> To do:
Restate word for word every entry that appears below, skipping its pictures.

Content starts

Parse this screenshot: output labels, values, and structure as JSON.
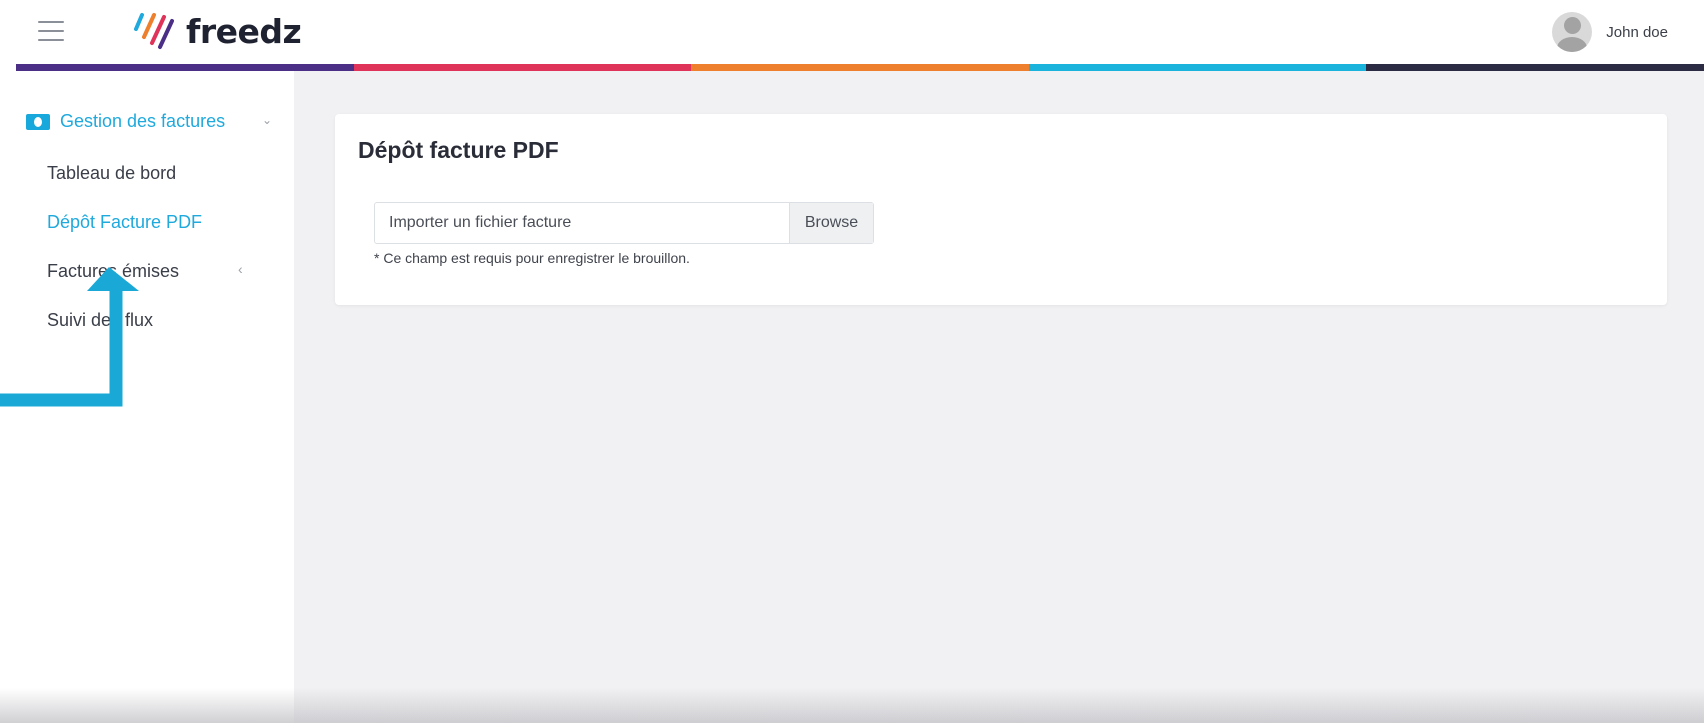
{
  "header": {
    "logo_text": "freedz",
    "user_name": "John doe"
  },
  "colors": {
    "accent": "#1fa9dd",
    "colorbar": [
      "#4b2f87",
      "#e0335a",
      "#ee7f2d",
      "#19b3dc",
      "#2c2b44"
    ]
  },
  "sidebar": {
    "section_label": "Gestion des factures",
    "section_icon": "money-icon",
    "items": [
      {
        "label": "Tableau de bord"
      },
      {
        "label": "Dépôt Facture PDF"
      },
      {
        "label": "Factures émises"
      },
      {
        "label": "Suivi des flux"
      }
    ]
  },
  "main": {
    "title": "Dépôt facture PDF",
    "file_input_text": "Importer un fichier facture",
    "browse_label": "Browse",
    "hint": "* Ce champ est requis pour enregistrer le brouillon."
  }
}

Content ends

> Task result:
Parse this screenshot: output labels, values, and structure as JSON.
{
  "header": {
    "logo_text": "freedz",
    "user_name": "John doe"
  },
  "colors": {
    "accent": "#1fa9dd",
    "colorbar": [
      "#4b2f87",
      "#e0335a",
      "#ee7f2d",
      "#19b3dc",
      "#2c2b44"
    ]
  },
  "sidebar": {
    "section_label": "Gestion des factures",
    "section_icon": "money-icon",
    "items": [
      {
        "label": "Tableau de bord"
      },
      {
        "label": "Dépôt Facture PDF"
      },
      {
        "label": "Factures émises"
      },
      {
        "label": "Suivi des flux"
      }
    ]
  },
  "main": {
    "title": "Dépôt facture PDF",
    "file_input_text": "Importer un fichier facture",
    "browse_label": "Browse",
    "hint": "* Ce champ est requis pour enregistrer le brouillon."
  }
}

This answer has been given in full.